Surely Dr. King had indeed clothed himself in the whole armor of God when he said to those who were beating and killing members of the Freedom Movement in the early 1960s, We will meet your physical force with soul force.

In Dr. King’s words: We cannot in all good conscience obey your unjust laws because noncooperation with evil is as much a moral obligation as is cooperation with the good. And so, put us in jail, and we will go in with humble smiles on our faces, still loving you. Bomb our homes and threaten our children, and we will still love you. Send your propaganda agents around the country and make it appear that we are not fit morally, culturally, and otherwise for integration, and we will still love you. Send your hooded perpetrators of violence into our communities at the midnight hours, and drag us out on some wayside road and beat us and leave us half dead, and we will still love you.

But be assured that we will wear you down (yes indeed) by our capacity to suffer. And one day we will win our freedom, but not only will we win freedom for ourselves, we will so appeal to your heart and conscience that we will win you in the process. And so, our victory will be a double victory.

This seems to me the only answer and the only way to make our nation a new nation, and our world a new world. Love is the absolute power.

And that is the meaning of love. As we watch Jesus the Christ and see him as he starts out, standing amid the intricate and fascinating military machinery of the Roman Empire, it seems that we can hear him saying (with Paul in Ephesians 6), I will not use these methods. Instead, I will use God’s methods.
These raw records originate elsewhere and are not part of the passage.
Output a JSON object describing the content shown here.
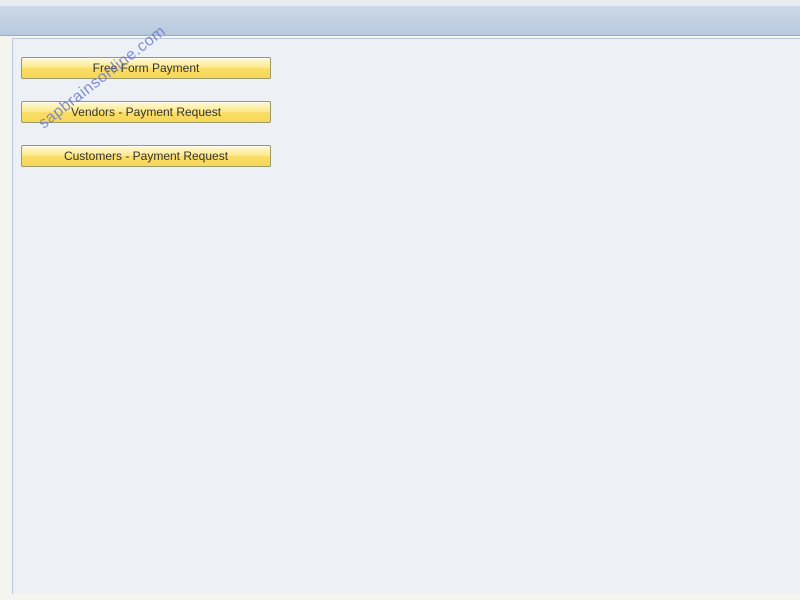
{
  "buttons": {
    "free_form": "Free Form Payment",
    "vendors": "Vendors - Payment Request",
    "customers": "Customers - Payment Request"
  },
  "watermark": "sapbrainsonline.com"
}
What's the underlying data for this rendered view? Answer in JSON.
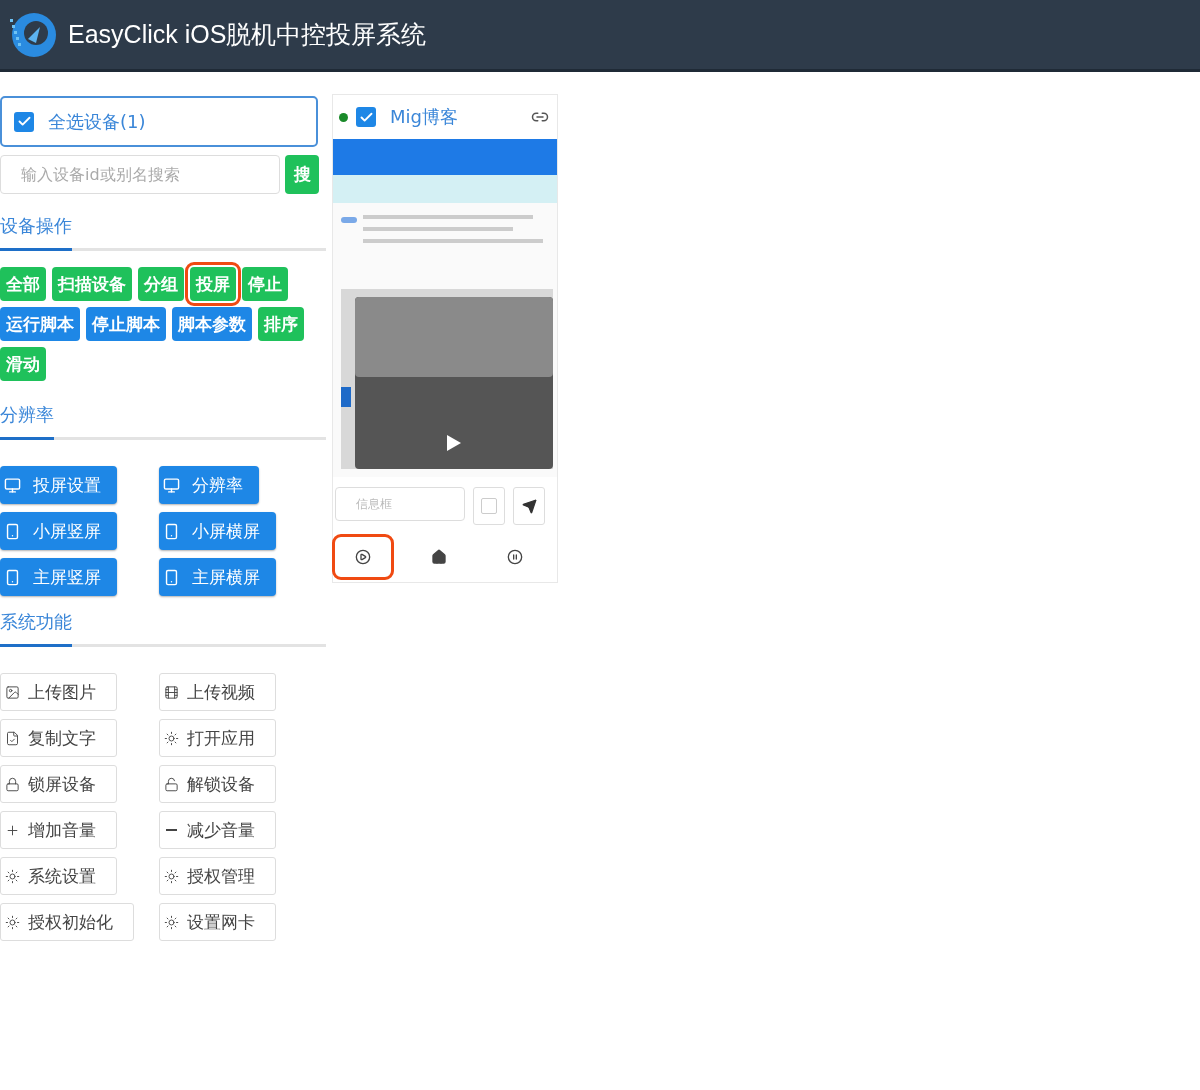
{
  "header": {
    "title": "EasyClick iOS脱机中控投屏系统"
  },
  "select_all": {
    "label": "全选设备(1)",
    "checked": true
  },
  "search": {
    "placeholder": "输入设备id或别名搜索",
    "button": "搜"
  },
  "sections": [
    {
      "title": "设备操作",
      "buttons": [
        {
          "label": "全部",
          "color": "#1fc15b",
          "highlighted": false
        },
        {
          "label": "扫描设备",
          "color": "#1fc15b",
          "highlighted": false
        },
        {
          "label": "分组",
          "color": "#1fc15b",
          "highlighted": false
        },
        {
          "label": "投屏",
          "color": "#1fc15b",
          "highlighted": true
        },
        {
          "label": "停止",
          "color": "#1fc15b",
          "highlighted": false
        },
        {
          "label": "运行脚本",
          "color": "#1e87e6",
          "highlighted": false
        },
        {
          "label": "停止脚本",
          "color": "#1e87e6",
          "highlighted": false
        },
        {
          "label": "脚本参数",
          "color": "#1e87e6",
          "highlighted": false
        },
        {
          "label": "排序",
          "color": "#1fc15b",
          "highlighted": false
        },
        {
          "label": "滑动",
          "color": "#1fc15b",
          "highlighted": false
        }
      ]
    },
    {
      "title": "分辨率",
      "buttons": [
        {
          "label": "投屏设置"
        },
        {
          "label": "分辨率"
        },
        {
          "label": "小屏竖屏"
        },
        {
          "label": "小屏横屏"
        },
        {
          "label": "主屏竖屏"
        },
        {
          "label": "主屏横屏"
        }
      ]
    },
    {
      "title": "系统功能",
      "buttons": [
        {
          "label": "上传图片"
        },
        {
          "label": "上传视频"
        },
        {
          "label": "复制文字"
        },
        {
          "label": "打开应用"
        },
        {
          "label": "锁屏设备"
        },
        {
          "label": "解锁设备"
        },
        {
          "label": "增加音量"
        },
        {
          "label": "减少音量"
        },
        {
          "label": "系统设置"
        },
        {
          "label": "授权管理"
        },
        {
          "label": "授权初始化"
        },
        {
          "label": "设置网卡"
        }
      ]
    }
  ],
  "device": {
    "name": "Mig博客",
    "online": true,
    "checked": true,
    "message": {
      "placeholder": "信息框"
    },
    "option_checked": false,
    "controls": [
      {
        "kind": "play",
        "highlighted": true
      },
      {
        "kind": "home",
        "highlighted": false
      },
      {
        "kind": "pause",
        "highlighted": false
      }
    ]
  }
}
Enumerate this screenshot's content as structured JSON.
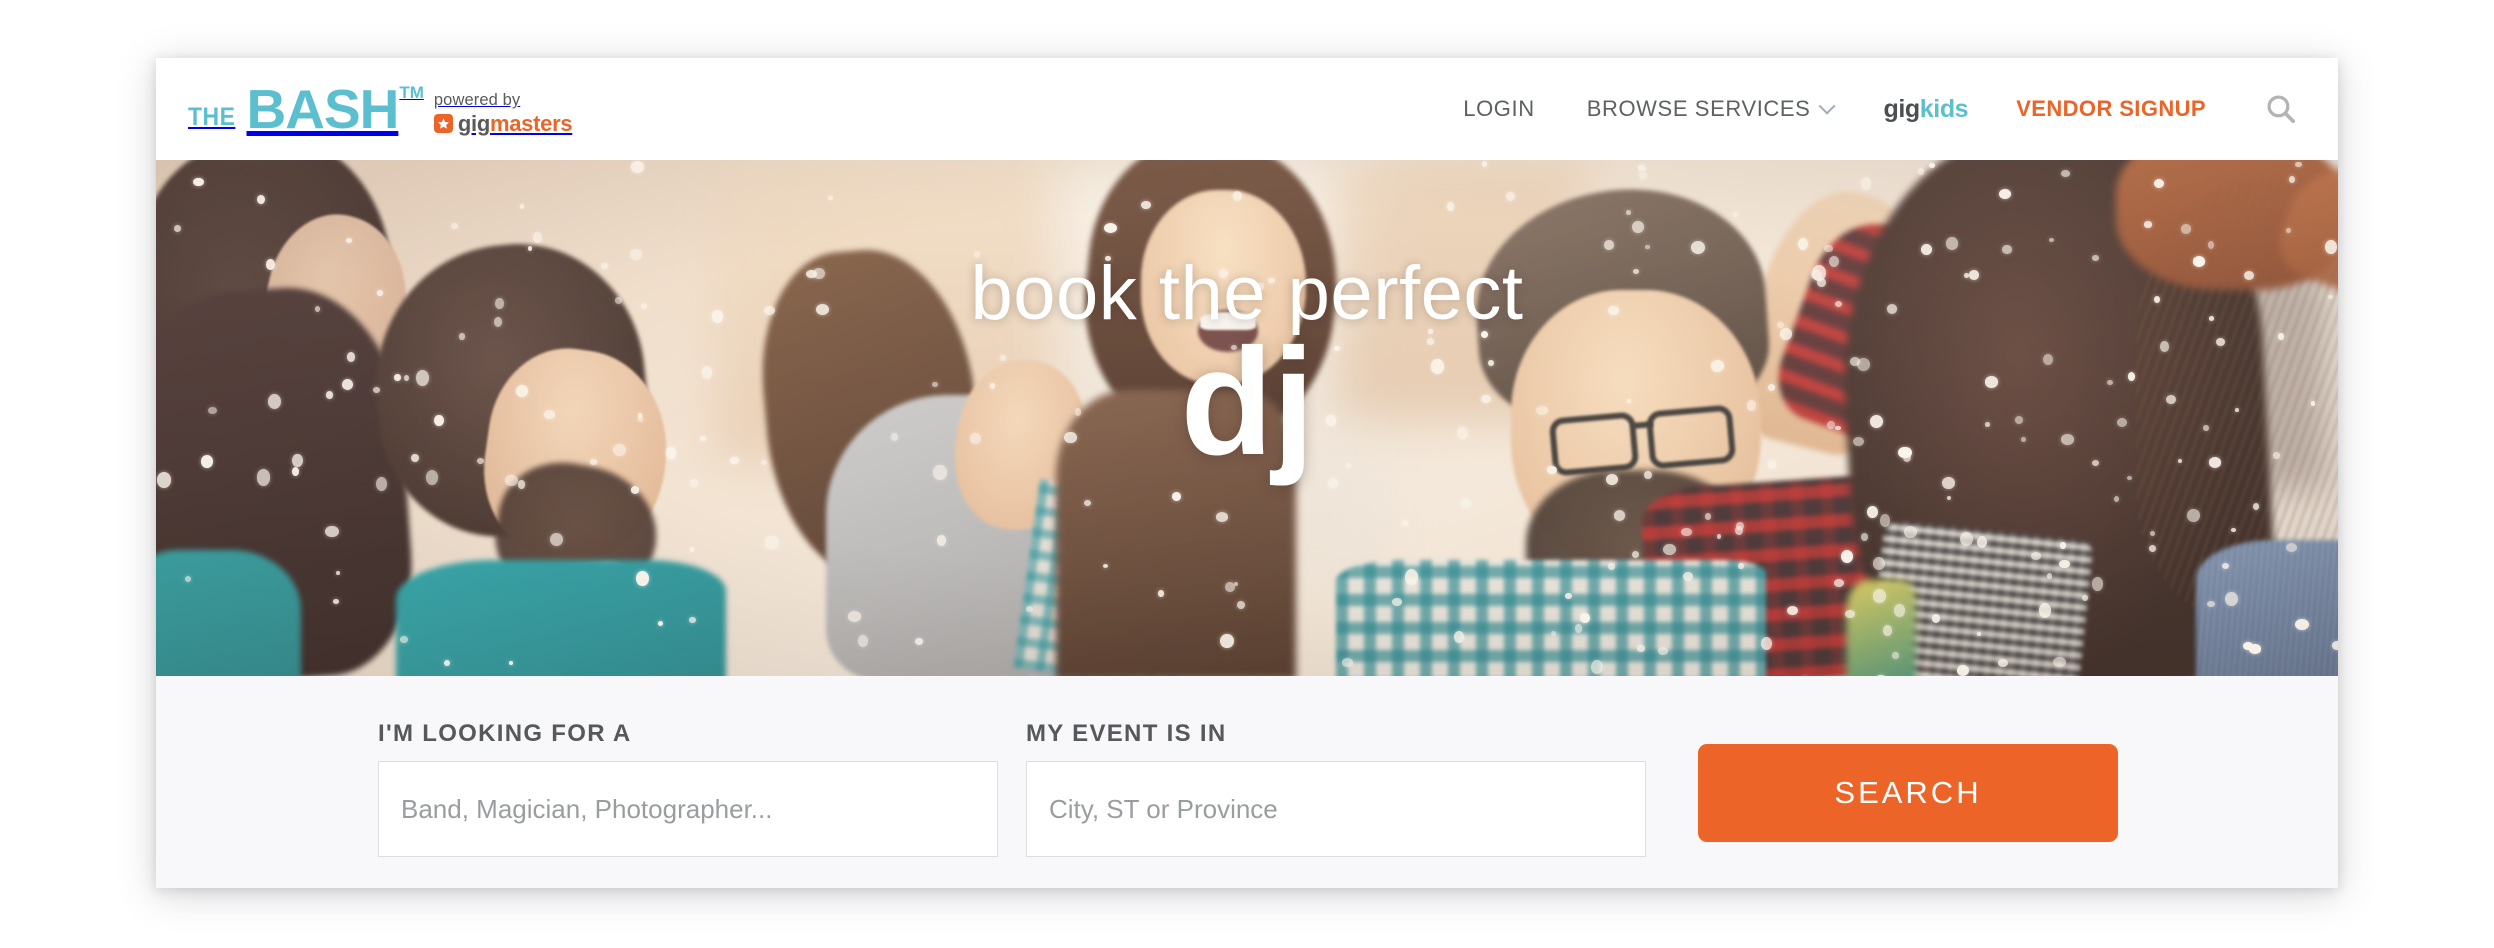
{
  "brand": {
    "logo_the": "THE",
    "logo_bash": "BASH",
    "logo_tm": "TM",
    "powered_by": "powered by",
    "gigmasters_gig": "gig",
    "gigmasters_masters": "masters",
    "teal": "#5BBFD0",
    "orange": "#EC6428",
    "gray": "#5A5A5A"
  },
  "nav": {
    "login": "LOGIN",
    "browse_services": "BROWSE SERVICES",
    "gigkids_gig": "gig",
    "gigkids_kids": "kids",
    "vendor_signup": "VENDOR SIGNUP",
    "search_icon": "search-icon",
    "chevron_icon": "chevron-down-icon"
  },
  "hero": {
    "line1": "book the perfect",
    "line2": "dj"
  },
  "search": {
    "what_label": "I'M LOOKING FOR A",
    "what_placeholder": "Band, Magician, Photographer...",
    "what_value": "",
    "where_label": "MY EVENT IS IN",
    "where_placeholder": "City, ST or Province",
    "where_value": "",
    "button_label": "SEARCH",
    "button_color": "#EC6428"
  }
}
And this was what he did.

Let us pray:

Lord Jesus, 

you have called us to come forth and follow you. 

Help us to be more faithful disciples in all that we do or say. 

Sometimes, being your disciples is not easy in this world. 

You came to love and to save the world; 

the world responded with crucifixion. 

You send us into the world in your name, 

and sometimes the world responds to us in the same way 

that the world responding to you.

Therefore, we need your help. 

May our time of worship be not only a time to praise you 

but also a time when we receive equipment that enables us to stand up 

to the challenges that we face as your disciples. 

Strengthen us to be strong in face of temptations and threats 

that might cause us to compromise our faith 

in order to accommodate ourselves to the world. 

Amen.